There’s something undoubtedly cool about adding working lights to a wargaming model, adding that little bit of extra realism to really bring the kit to life. For this reason, we are pleased to bring you a complete guide to lighting the interior and exterior of wargaming vehicles. This tutorial covers installing LEDs and fibre optics into a 40k Rhino tank but it is also suitable for other tanks including Predators and Land Raiders.
The first step is to decide where to drill the holes you need for the LEDs and wiring. Positions can be changed if desired but the interior positions work very well for hiding the wiring. Drill the holes no more than 3mm dia, starting with a small pilot hole and working upwards. Use a sharp scalpel to cut out the rest.
The button hole in the floor panel is 6mm approx. See Step 3.
The headlights need to be drilled out of the separate moulding before gluing on and then larger holes cut in the panel behind to fit the LED.
Bend the 3mm LED carefully as shown, holding the LED just behind the bulb with tweezers and bending the legs gently down. Check the fit on the interior panel then fix them in this position as it’s shown below using hot melt glue. This creates neat wiring that won’t be visible once the tank is assembled and won’t impact on the tank fitting together
Drill the hole in the base for the switch. It should be around a 6mm hole. The picture shows how the fitted switch should look. The button fits through entirely and the larger base snaps into the hole. Check the switch can be pressed properly.
To neaten the hole for the interior lighting and make it look like part of the tank you can use a moulding, self hardening putty such as Green Stuff / Milliput. Mix up a small piece as per the instructions and roll out a very thin snake. Make as thin as possible. You don’t need very much. Then wrap it around the LED bulb and shape it to look like a mounting plate. I used a coffee stirrer.
For the computer panel inside, drill holes where you would like lights. Drilling from the front is neater. Make a pilot hole first. Take the LED with fibre optic strands and fit these carefully through the holes in the computer console (or where you’ve decided to put them).The fibre is fairly flexible because it is thin but care needs to be taken to feel for resistance and not push it too far or it will snap. Get it as close to the back of the panel as possible. (see photo below) Once the strands are fitted in place use hot melt glue on the back of the panel to hold them in place.

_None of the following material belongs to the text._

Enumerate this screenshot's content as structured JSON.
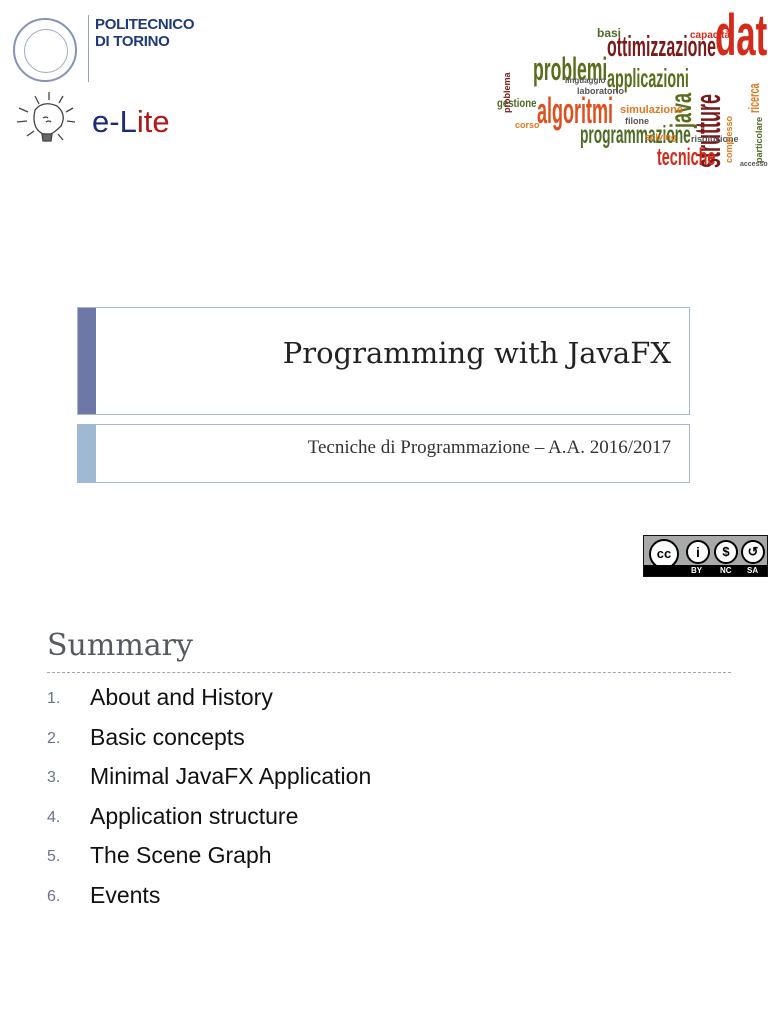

Once fixed and the panel is painted you can then trim the fibre optics flush with the panel.
Do not use superglue with fibre optics as it makes it brittle and it will snap.
Twist the LED wires together – all the red wires and then all the black wires as shown and fit into the connector block. The battery wires go opposite the LED wires as shown. This can be fiddly but it’s best to twist the wires together as tightly as possible, adjust the screw to roughly the right height, place the wires in the hole and then tighten the screw down to secure. Glue the switch in place once the wires are all connected with hot melt glue.
The LED and fibre optics are then fed into the holes for the headlights and the panels can be glued in place.
Trim the fibre optics once painting is finished. Blue tack can be used to cover LED bulbs while painting.
The finished tank interior with red night vision lighting.
The finished tank headlights with additional fibre optic spots. The on/off button is visible underneath. This can be painted to match the tank if desired.